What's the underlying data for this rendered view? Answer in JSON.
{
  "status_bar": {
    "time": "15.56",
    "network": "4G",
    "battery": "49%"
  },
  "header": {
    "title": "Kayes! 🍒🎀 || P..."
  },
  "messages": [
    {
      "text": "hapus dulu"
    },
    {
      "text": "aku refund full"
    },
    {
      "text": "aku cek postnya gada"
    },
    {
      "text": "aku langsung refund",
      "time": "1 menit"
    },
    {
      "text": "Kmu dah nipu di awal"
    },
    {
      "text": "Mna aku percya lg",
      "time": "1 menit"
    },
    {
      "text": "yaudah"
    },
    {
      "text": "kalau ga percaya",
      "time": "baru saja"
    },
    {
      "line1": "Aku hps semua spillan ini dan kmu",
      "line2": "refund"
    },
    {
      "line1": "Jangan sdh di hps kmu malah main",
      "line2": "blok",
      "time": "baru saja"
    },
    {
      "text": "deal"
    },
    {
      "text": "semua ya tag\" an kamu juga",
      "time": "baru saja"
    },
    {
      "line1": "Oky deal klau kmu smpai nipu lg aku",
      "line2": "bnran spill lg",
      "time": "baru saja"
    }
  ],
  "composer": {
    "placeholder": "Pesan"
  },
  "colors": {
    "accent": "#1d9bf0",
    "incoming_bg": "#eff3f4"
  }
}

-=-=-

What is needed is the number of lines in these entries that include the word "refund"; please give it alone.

— TASK RESPONSE —
3